Beware archmages secretly ruling on deserted islands
‘Battle Chasers: Nightwar’ brings to life an old comic book in an appealing way
Battle Chasers: Nightwar
Developed by Airship Syndicate
Designed by Ryan Stefanelli
Rated T for Teen
Upon startup, Battle Chasers: Nightwar presents a beautiful animation reminiscent of comic books. The motions are smooth and the colors are brilliant; one thing I did not expect was the well-done voice-acting in an RPG-style game like this. Each character is made all the more distinct by its corresponding voice actor. Their personalities shine in all the nuances, like in the grisly, stern voice of Garrison and the wiry, suspicious drawl of Quall the alchemist.
The general storyline is relatively simple. The story stars Gully, a teenage girl, whose missing father, Aramus, was a heroic warrior known for the invention of his powerful gauntlets, which were passed down to Gully once he disappeared. Upon acquisition of these gauntlets, many began chasing after Gully in search of her new power, and the young teen was forced to flee and fight for her life until she met Garrison, an ally and friend of Aramus. Garrison swore to protect Gully as soon as her father disappeared. Along the way, they recruited Knolan, the wizened wizard, his mysterious partner Calibretto the war golem, and the finicky rogue Red Monika.
The gang starts off the game in search of a hidden island rumored to be brimming with mana. They’re attacked by airships of bandits as the island comes into view and they’re separated in the midst of the chaos. Calibretto (whose personality reminds me fondly of Alphonse from Fullmetal Alchemist) protects Gully and Garrison during the crash. Meanwhile, Knolan and Monika are nowhere to be found. The aforementioned trio thus set out to look for their missing friends and run into the controversial topic of mana along the way. The power of mana is great, yet those who are willing to acquire it are even more dangerous. The inhabitants of the island also prefer to not acknowledge the existence of the dwindling sources of mana.
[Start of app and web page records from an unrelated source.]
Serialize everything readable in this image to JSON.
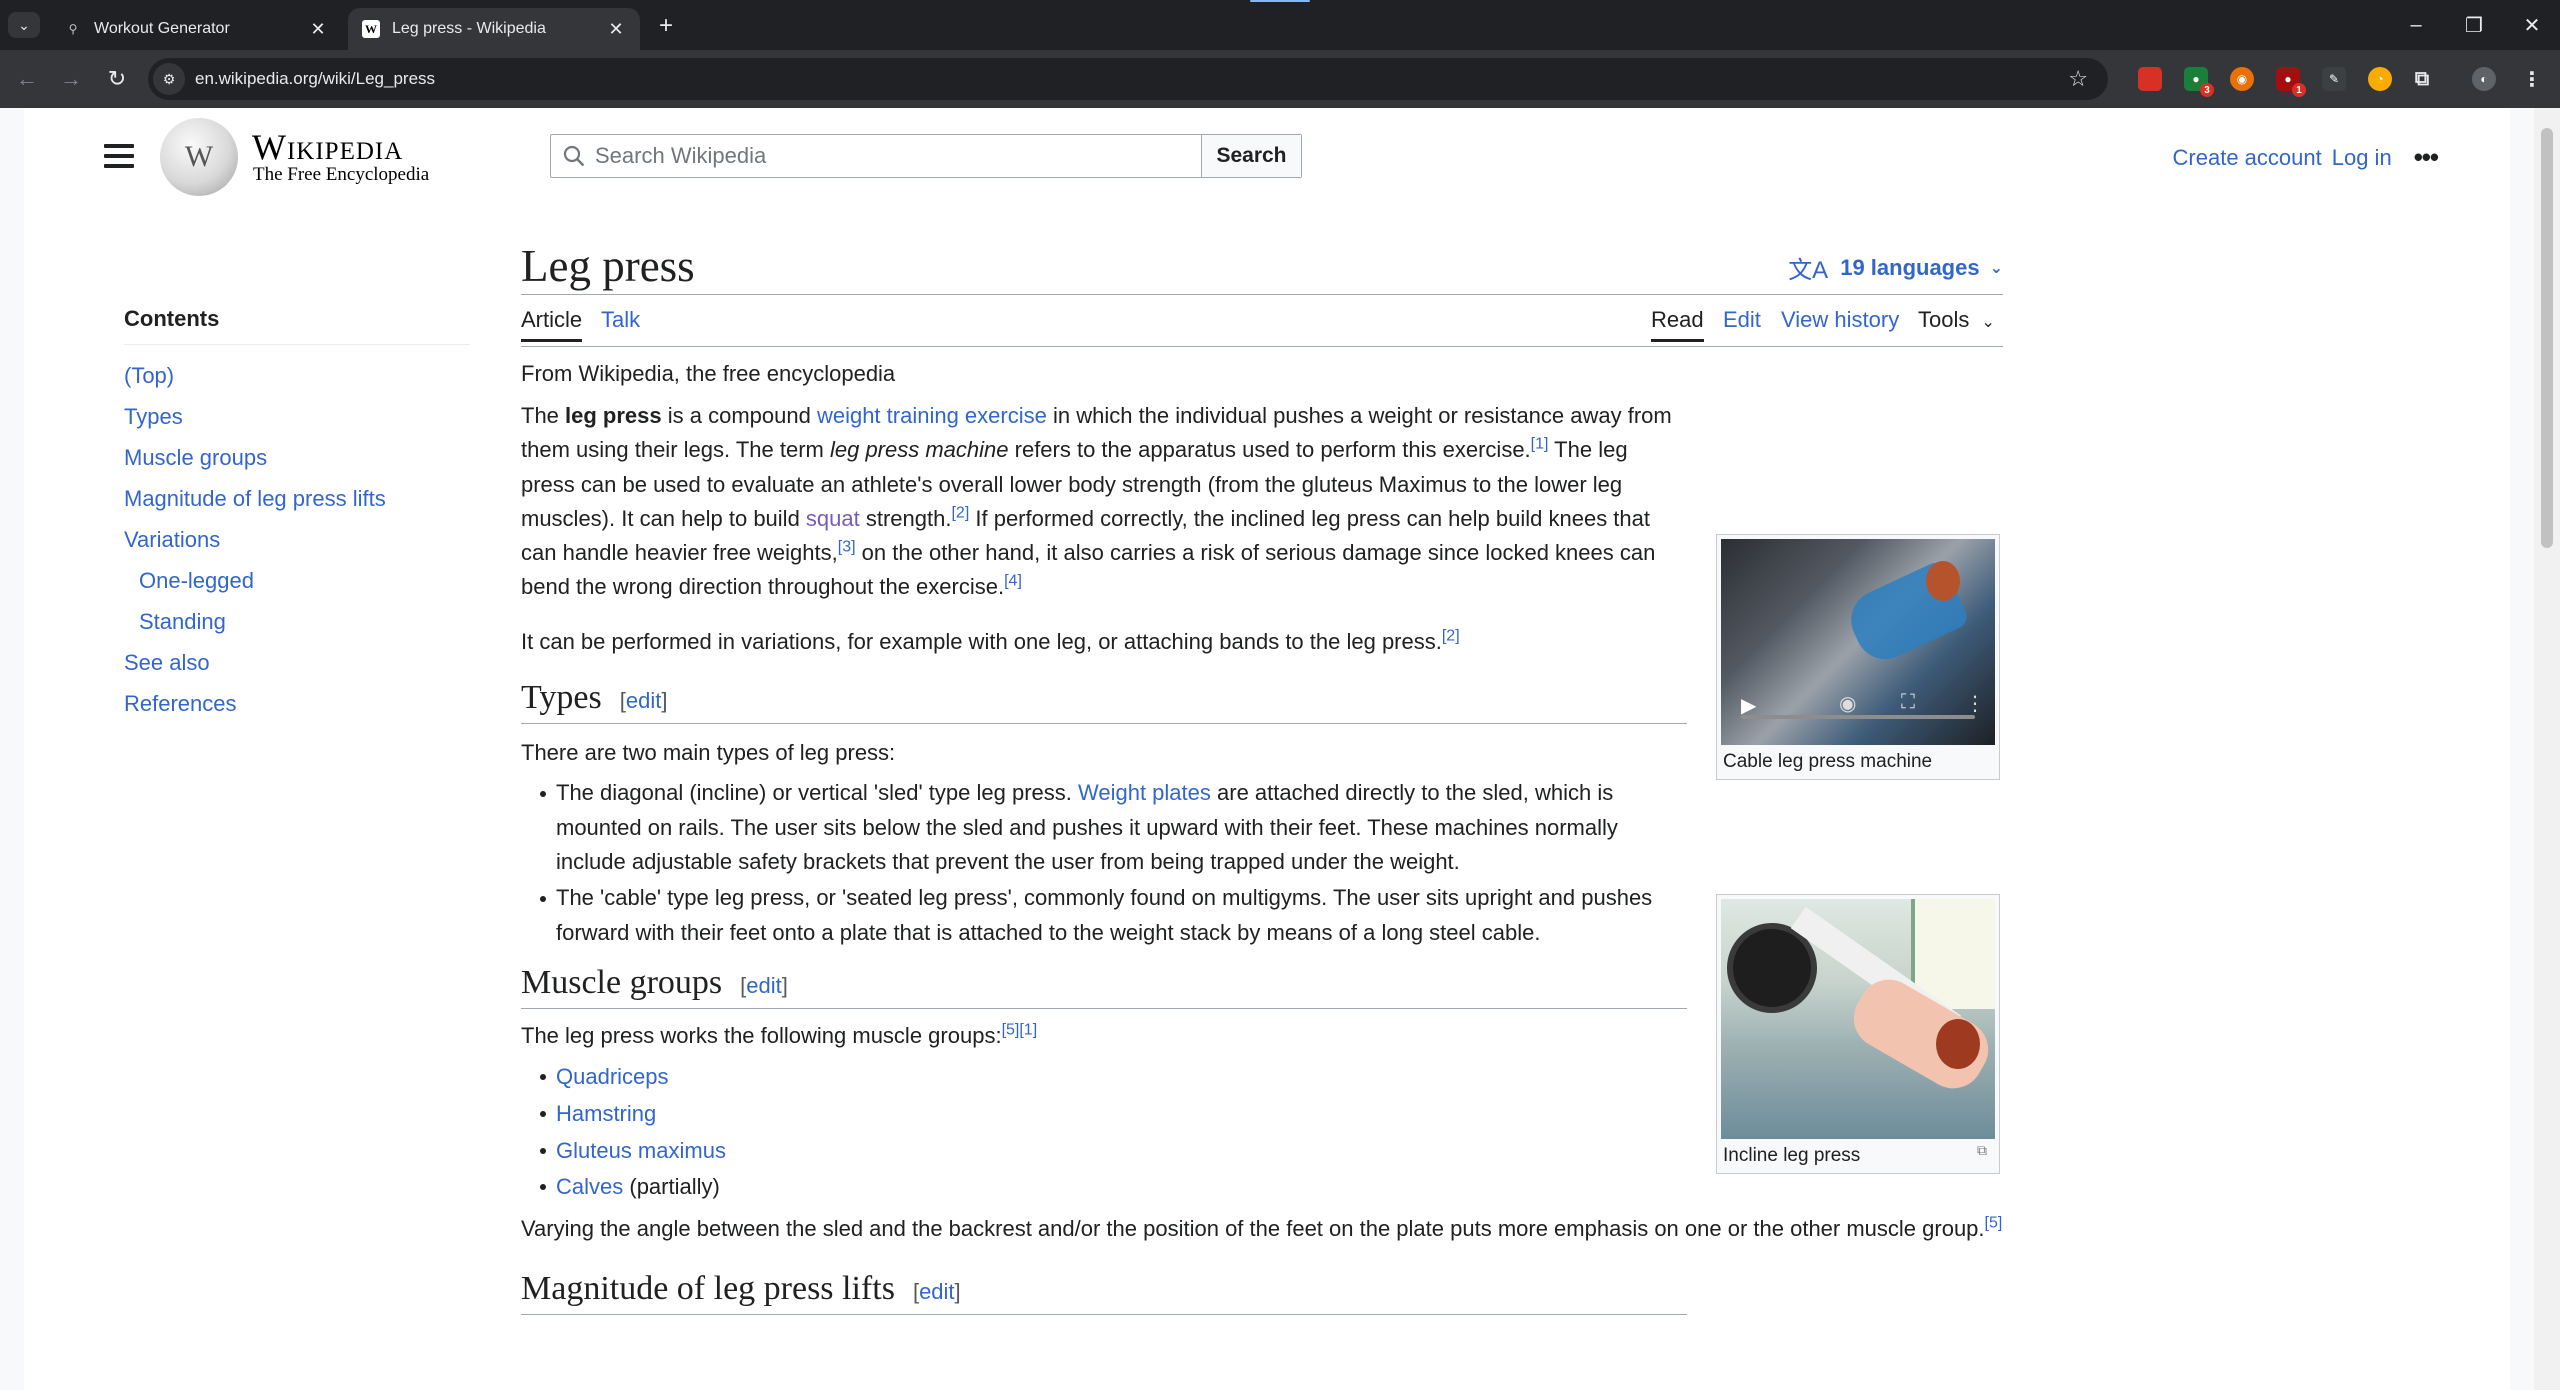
{
  "browser": {
    "tabs": [
      {
        "title": "Workout Generator",
        "favicon": "WG"
      },
      {
        "title": "Leg press - Wikipedia",
        "favicon": "W"
      }
    ],
    "url": "en.wikipedia.org/wiki/Leg_press",
    "extension_badges": [
      "3",
      "1"
    ]
  },
  "header": {
    "logo_word": "Wikipedia",
    "logo_tagline": "The Free Encyclopedia",
    "search_placeholder": "Search Wikipedia",
    "search_button": "Search",
    "create_account": "Create account",
    "log_in": "Log in"
  },
  "toc": {
    "title": "Contents",
    "items": [
      {
        "label": "(Top)",
        "level": 1
      },
      {
        "label": "Types",
        "level": 1
      },
      {
        "label": "Muscle groups",
        "level": 1
      },
      {
        "label": "Magnitude of leg press lifts",
        "level": 1
      },
      {
        "label": "Variations",
        "level": 1
      },
      {
        "label": "One-legged",
        "level": 2
      },
      {
        "label": "Standing",
        "level": 2
      },
      {
        "label": "See also",
        "level": 1
      },
      {
        "label": "References",
        "level": 1
      }
    ]
  },
  "article": {
    "title": "Leg press",
    "languages": "19 languages",
    "tabs": {
      "article": "Article",
      "talk": "Talk",
      "read": "Read",
      "edit": "Edit",
      "history": "View history",
      "tools": "Tools"
    },
    "from": "From Wikipedia, the free encyclopedia",
    "intro": {
      "t1": "The ",
      "b1": "leg press",
      "t2": " is a compound ",
      "l1": "weight training exercise",
      "t3": " in which the individual pushes a weight or resistance away from them using their legs. The term ",
      "i1": "leg press machine",
      "t4": " refers to the apparatus used to perform this exercise.",
      "r1": "[1]",
      "t5": " The leg press can be used to evaluate an athlete's overall lower body strength (from the gluteus Maximus to the lower leg muscles). It can help to build ",
      "l2": "squat",
      "t6": " strength.",
      "r2": "[2]",
      "t7": " If performed correctly, the inclined leg press can help build knees that can handle heavier free weights,",
      "r3": "[3]",
      "t8": " on the other hand, it also carries a risk of serious damage since locked knees can bend the wrong direction throughout the exercise.",
      "r4": "[4]"
    },
    "para2": {
      "text": "It can be performed in variations, for example with one leg, or attaching bands to the leg press.",
      "ref": "[2]"
    },
    "edit_label": "edit",
    "types": {
      "heading": "Types",
      "intro": "There are two main types of leg press:",
      "b1_pre": "The diagonal (incline) or vertical 'sled' type leg press. ",
      "b1_link": "Weight plates",
      "b1_post": " are attached directly to the sled, which is mounted on rails. The user sits below the sled and pushes it upward with their feet. These machines normally include adjustable safety brackets that prevent the user from being trapped under the weight.",
      "b2": "The 'cable' type leg press, or 'seated leg press', commonly found on multigyms. The user sits upright and pushes forward with their feet onto a plate that is attached to the weight stack by means of a long steel cable."
    },
    "muscles": {
      "heading": "Muscle groups",
      "intro": "The leg press works the following muscle groups:",
      "refs": "[5][1]",
      "items": [
        "Quadriceps",
        "Hamstring",
        "Gluteus maximus",
        "Calves"
      ],
      "calves_note": " (partially)",
      "outro": "Varying the angle between the sled and the backrest and/or the position of the feet on the plate puts more emphasis on one or the other muscle group.",
      "outro_ref": "[5]"
    },
    "magnitude": {
      "heading": "Magnitude of leg press lifts"
    },
    "figures": {
      "video_caption": "Cable leg press machine",
      "photo_caption": "Incline leg press"
    }
  }
}
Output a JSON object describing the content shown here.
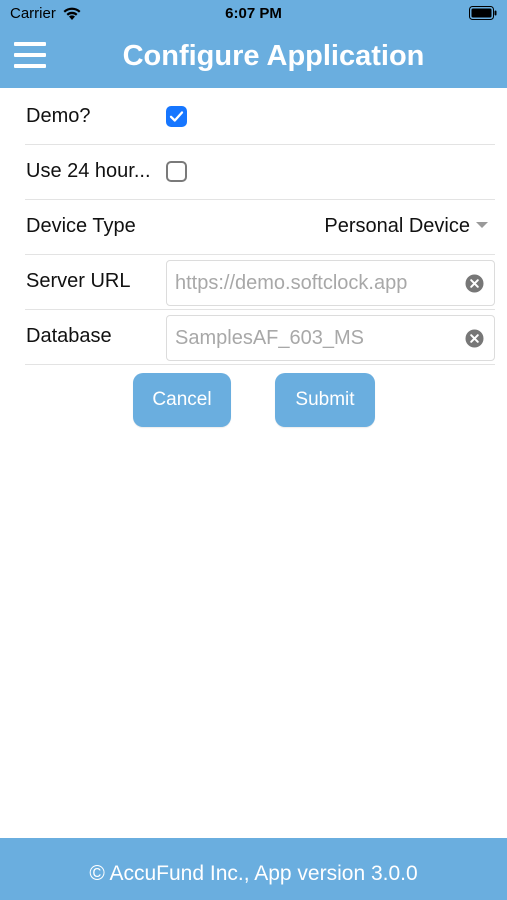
{
  "status_bar": {
    "carrier": "Carrier",
    "time": "6:07 PM"
  },
  "header": {
    "title": "Configure Application",
    "menu_icon": "hamburger-menu-icon",
    "color": "#6aaedf"
  },
  "form": {
    "demo": {
      "label": "Demo?",
      "checked": true
    },
    "use_24_hour": {
      "label": "Use 24 hour...",
      "checked": false
    },
    "device_type": {
      "label": "Device Type",
      "value": "Personal Device"
    },
    "server_url": {
      "label": "Server URL",
      "value": "",
      "placeholder": "https://demo.softclock.app"
    },
    "database": {
      "label": "Database",
      "value": "",
      "placeholder": "SamplesAF_603_MS"
    }
  },
  "buttons": {
    "cancel": "Cancel",
    "submit": "Submit"
  },
  "footer": {
    "text": "© AccuFund Inc., App version 3.0.0"
  },
  "colors": {
    "accent": "#6aaedf",
    "checkbox_checked": "#1676ff"
  }
}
Gameplay-wise, Battle Chasers plays very nicely. The battle mechanics are easy to use and simple enough to understand. The fights are turn-based and evocative of old school Final Fantasy. The motion of the characters in-game are fluid. The design and artwork is beautiful and pleasing to the eye. They even include the small detail of changing character appearance when you change certain pieces of equipment.
Another lovely part of the game is that the soundtrack establishes the ambiance of the game and helps immerse the player into the game. Ruins are serene and peaceful (unless littered with horrifyingly large spiders), while the arid Rushlands are a place to be wary of. The bits of reading and un-voiced narration involved also help contribute to the feel of the game’s world. They reveal concurrent stories of other smaller characters, political dealings that affect the world, and important history and lore that shape the ideologies and beliefs surrounding the mana-infested island.
Overall, Battle Chasers: Nightwar highlights an unoriginal plot, but it makes up for it with stunning visuals and hours of easy, addictive gameplay. I recommend this game to RPG-lovers and casual players alike, though the price tag attached may be a bit loaded for some.